As genetic mutations underpin an incredible spectrum of human disease, our group aims to understand the genetic mechanisms that regulate correct organ formation during embryonic development. In particular, we use genetic animal models to understand how the craniofacial skeleton, neural tube and brain, and epithelial tissue of the epididymis and skin are established. Utilising mice, zebrafish, cell culture and DNA from human patients with craniofacial defects, our group aims to uncover conserved molecular pathways which regulate correct patterning and formation of vertebrates.

Our routine techniques include:

  • Analysis of genetically-modified mouse and zebrafish embryos
  • Microinjection of zebrafish embryos
  • genetic manipulation of zebrafish embryos to create new lines
  • growth of mouse embryo jaw explants in culture
  • PCR
  • restriction enzyme digestion and cloning
  • in-situ hybridisation

Current projects

  • Analysis of the GRHL, IRF6 and PLAG1 genes in development
  • Assessing novel Gene-Environment Interactions (GxE) in structural and behavioural defects
  • Characterising alterations in animal behaviour as a direct consequence of genetic mutations
  • Generation of genetically-modified zebrafish models to study craniofacial development

Team members

Group leader: Dr. Seb Dworkin

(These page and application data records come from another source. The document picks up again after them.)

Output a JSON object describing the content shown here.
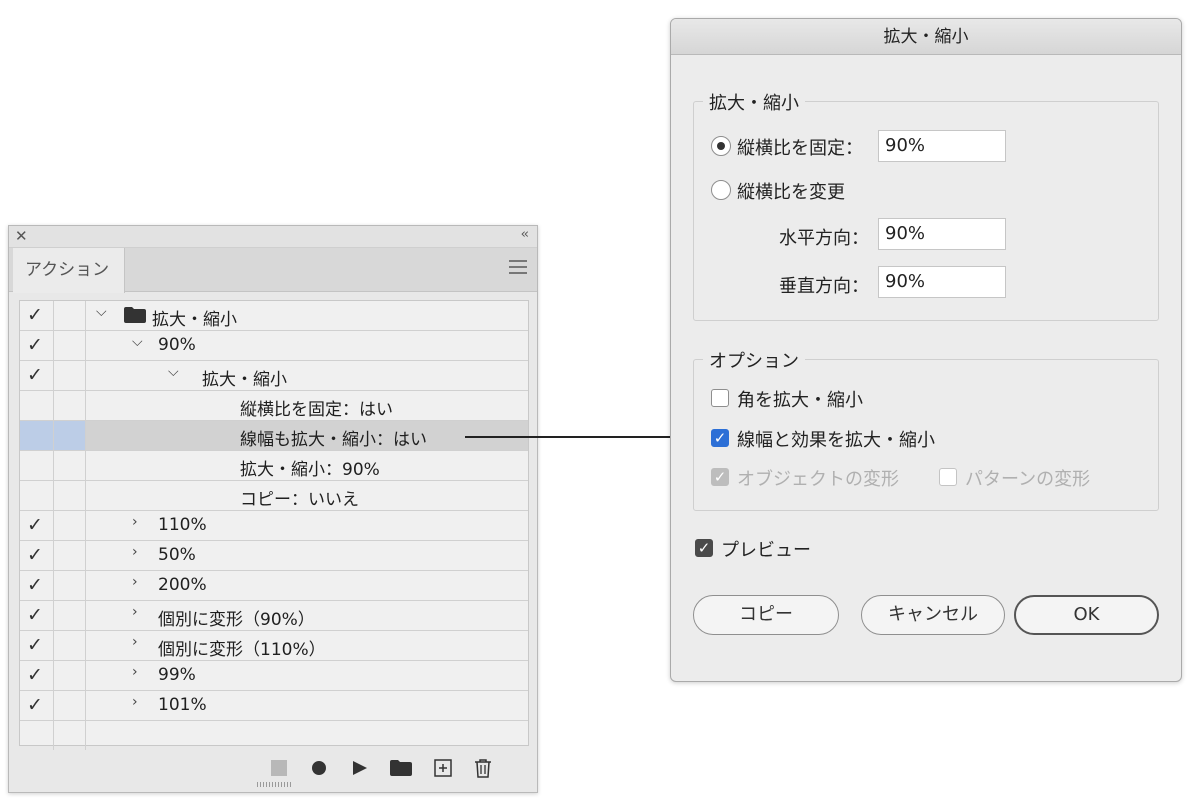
{
  "actions_panel": {
    "tab_label": "アクション",
    "rows": [
      {
        "checked": true,
        "expanded": true,
        "folder": true,
        "label": "拡大・縮小"
      },
      {
        "checked": true,
        "expanded": true,
        "label": "90%"
      },
      {
        "checked": true,
        "expanded": true,
        "label": "拡大・縮小"
      },
      {
        "checked": false,
        "label": "縦横比を固定：はい"
      },
      {
        "checked": false,
        "selected": true,
        "label": "線幅も拡大・縮小：はい"
      },
      {
        "checked": false,
        "label": "拡大・縮小：90%"
      },
      {
        "checked": false,
        "label": "コピー：いいえ"
      },
      {
        "checked": true,
        "expanded": false,
        "label": "110%"
      },
      {
        "checked": true,
        "expanded": false,
        "label": "50%"
      },
      {
        "checked": true,
        "expanded": false,
        "label": "200%"
      },
      {
        "checked": true,
        "expanded": false,
        "label": "個別に変形（90%）"
      },
      {
        "checked": true,
        "expanded": false,
        "label": "個別に変形（110%）"
      },
      {
        "checked": true,
        "expanded": false,
        "label": "99%"
      },
      {
        "checked": true,
        "expanded": false,
        "label": "101%"
      }
    ],
    "footer_icons": [
      "stop-icon",
      "record-icon",
      "play-icon",
      "folder-icon",
      "new-action-icon",
      "trash-icon"
    ]
  },
  "dialog": {
    "title": "拡大・縮小",
    "scale_group": {
      "legend": "拡大・縮小",
      "uniform_label": "縦横比を固定：",
      "uniform_value": "90%",
      "uniform_selected": true,
      "nonuniform_label": "縦横比を変更",
      "horizontal_label": "水平方向：",
      "horizontal_value": "90%",
      "vertical_label": "垂直方向：",
      "vertical_value": "90%"
    },
    "options_group": {
      "legend": "オプション",
      "scale_corners_label": "角を拡大・縮小",
      "scale_corners_checked": false,
      "scale_strokes_label": "線幅と効果を拡大・縮小",
      "scale_strokes_checked": true,
      "transform_objects_label": "オブジェクトの変形",
      "transform_patterns_label": "パターンの変形"
    },
    "preview_label": "プレビュー",
    "preview_checked": true,
    "copy_button": "コピー",
    "cancel_button": "キャンセル",
    "ok_button": "OK"
  },
  "colors": {
    "selection_blue": "#bccde7",
    "checkbox_blue": "#2c6fd6"
  }
}
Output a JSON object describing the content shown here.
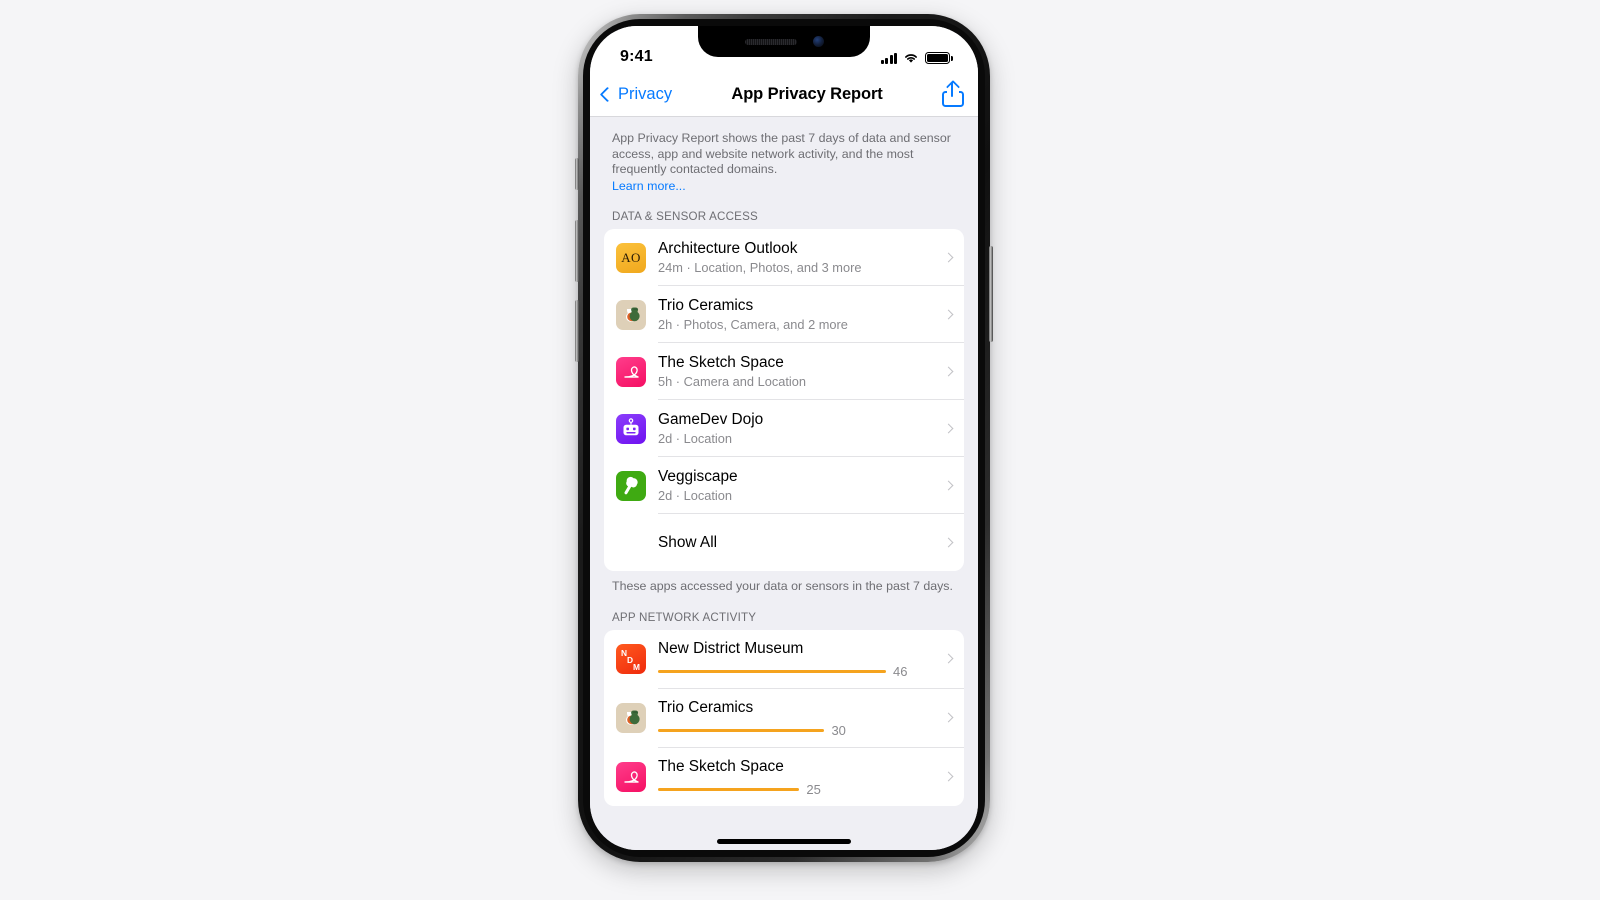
{
  "status_bar": {
    "time": "9:41",
    "signal_icon": "cellular-bars-icon",
    "wifi_icon": "wifi-icon",
    "battery_icon": "battery-full-icon"
  },
  "nav": {
    "back_label": "Privacy",
    "back_icon": "chevron-left-icon",
    "title": "App Privacy Report",
    "share_icon": "share-icon"
  },
  "intro": {
    "text": "App Privacy Report shows the past 7 days of data and sensor access, app and website network activity, and the most frequently contacted domains.",
    "link": "Learn more...",
    "link_color": "#067aff"
  },
  "data_sensor_section": {
    "header": "DATA & SENSOR ACCESS",
    "footnote": "These apps accessed your data or sensors in the past 7 days.",
    "rows": [
      {
        "title": "Architecture Outlook",
        "subtitle": "24m · Location, Photos, and 3 more",
        "icon": "architecture-outlook-icon",
        "icon_text": "AO"
      },
      {
        "title": "Trio Ceramics",
        "subtitle": "2h · Photos, Camera, and 2 more",
        "icon": "trio-ceramics-icon"
      },
      {
        "title": "The Sketch Space",
        "subtitle": "5h · Camera and Location",
        "icon": "sketch-space-icon"
      },
      {
        "title": "GameDev Dojo",
        "subtitle": "2d · Location",
        "icon": "gamedev-dojo-icon"
      },
      {
        "title": "Veggiscape",
        "subtitle": "2d · Location",
        "icon": "veggiscape-icon"
      }
    ],
    "show_all_label": "Show All"
  },
  "network_section": {
    "header": "APP NETWORK ACTIVITY",
    "accent_color": "#f5a31e",
    "rows": [
      {
        "title": "New District Museum",
        "value": "46",
        "pct": 100,
        "icon": "new-district-museum-icon",
        "icon_letters": [
          "N",
          "D",
          "M"
        ]
      },
      {
        "title": "Trio Ceramics",
        "value": "30",
        "pct": 73,
        "icon": "trio-ceramics-icon"
      },
      {
        "title": "The Sketch Space",
        "value": "25",
        "pct": 62,
        "icon": "sketch-space-icon"
      }
    ]
  }
}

PhD students: Joanne Wong, Nishanthi Mathiyalagan, Jemma Gasperoni

Masters students: Jarrad Fuller, Jeremy Neylon